It kicks off with distorted pop song "White Light/White Heat," and gets followed by equally distorted series of offbeat songs, such as the sex-change operation ballad "Lady Godiva's Operation," the relatively ethereal "Here She Comes Now," and the twisted, squealing riffs of "I Heard Her Call My Name."
"The Gift" is perhaps the most offbeat of all the tracks here: A spoken story-song, recited matter-of-factly in John Cale's Welsh accent. It's about a jealous husband who, in doubt about his wife's fidelity, mails himself to her house. Sounds ordinary enough, except that there is a twist to the finale, both funny and macabre.
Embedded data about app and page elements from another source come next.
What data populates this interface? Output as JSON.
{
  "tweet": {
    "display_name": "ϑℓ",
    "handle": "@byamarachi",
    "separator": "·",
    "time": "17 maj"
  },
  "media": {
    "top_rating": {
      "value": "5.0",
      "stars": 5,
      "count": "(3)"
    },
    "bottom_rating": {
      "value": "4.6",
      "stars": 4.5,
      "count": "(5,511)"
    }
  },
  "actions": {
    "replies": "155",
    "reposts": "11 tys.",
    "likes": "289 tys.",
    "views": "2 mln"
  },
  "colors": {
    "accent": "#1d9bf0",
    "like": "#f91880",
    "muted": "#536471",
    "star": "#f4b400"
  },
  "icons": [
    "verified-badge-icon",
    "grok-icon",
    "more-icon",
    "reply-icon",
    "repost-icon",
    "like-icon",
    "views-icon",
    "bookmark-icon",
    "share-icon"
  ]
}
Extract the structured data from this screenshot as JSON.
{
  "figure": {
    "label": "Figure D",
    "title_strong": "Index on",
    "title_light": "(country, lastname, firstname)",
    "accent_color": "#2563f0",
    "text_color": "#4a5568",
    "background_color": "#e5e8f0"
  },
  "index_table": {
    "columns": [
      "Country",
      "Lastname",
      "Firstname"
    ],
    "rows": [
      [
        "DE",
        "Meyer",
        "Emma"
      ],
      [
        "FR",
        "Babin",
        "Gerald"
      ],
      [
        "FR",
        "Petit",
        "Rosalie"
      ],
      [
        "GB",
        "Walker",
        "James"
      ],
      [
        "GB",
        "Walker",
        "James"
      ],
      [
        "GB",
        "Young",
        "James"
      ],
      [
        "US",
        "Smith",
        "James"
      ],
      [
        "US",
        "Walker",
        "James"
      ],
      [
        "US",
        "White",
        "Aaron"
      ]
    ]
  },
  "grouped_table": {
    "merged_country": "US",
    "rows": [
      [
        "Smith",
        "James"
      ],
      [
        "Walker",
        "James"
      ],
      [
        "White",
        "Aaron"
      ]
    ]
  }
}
This is one of the darker albums that the Velvet Underground did, as well as the last one that was so experimental. The finale is almost twenty minutes of screeching, explosive guitar riffs, and the story-song is definitely odd. But once you get into the swing of it, it's remarkably moving.
The fuzz and wildness of "White Light/White Heat" is definitely offputting at first -- the melodies are buried under a perpetual buzz of sound. That lo-fi flavor won't be to everyone's taste, but those who like their music rough, raw and ragged will probably like the murky riffs and muffled drumming, rising out of a thick mass of fuzz.
For those who don'ty like distortion, it might be a comfort to just focus on the offbeat lyrics -- they can be vulgar, nasty, enchanting, or they can be brimful of black comedy. At least, they are never boring. In his VU swansong, Cale gets to recite and sing, and his rich vocals prove to be somewhat more compelling than Lou Reed's.
While perhaps the weakest, rawest and least accessible of the Velvet Underground's albums, "White Light/White Heat" has the distinction of Cale's vocals and some wickedly weird writing.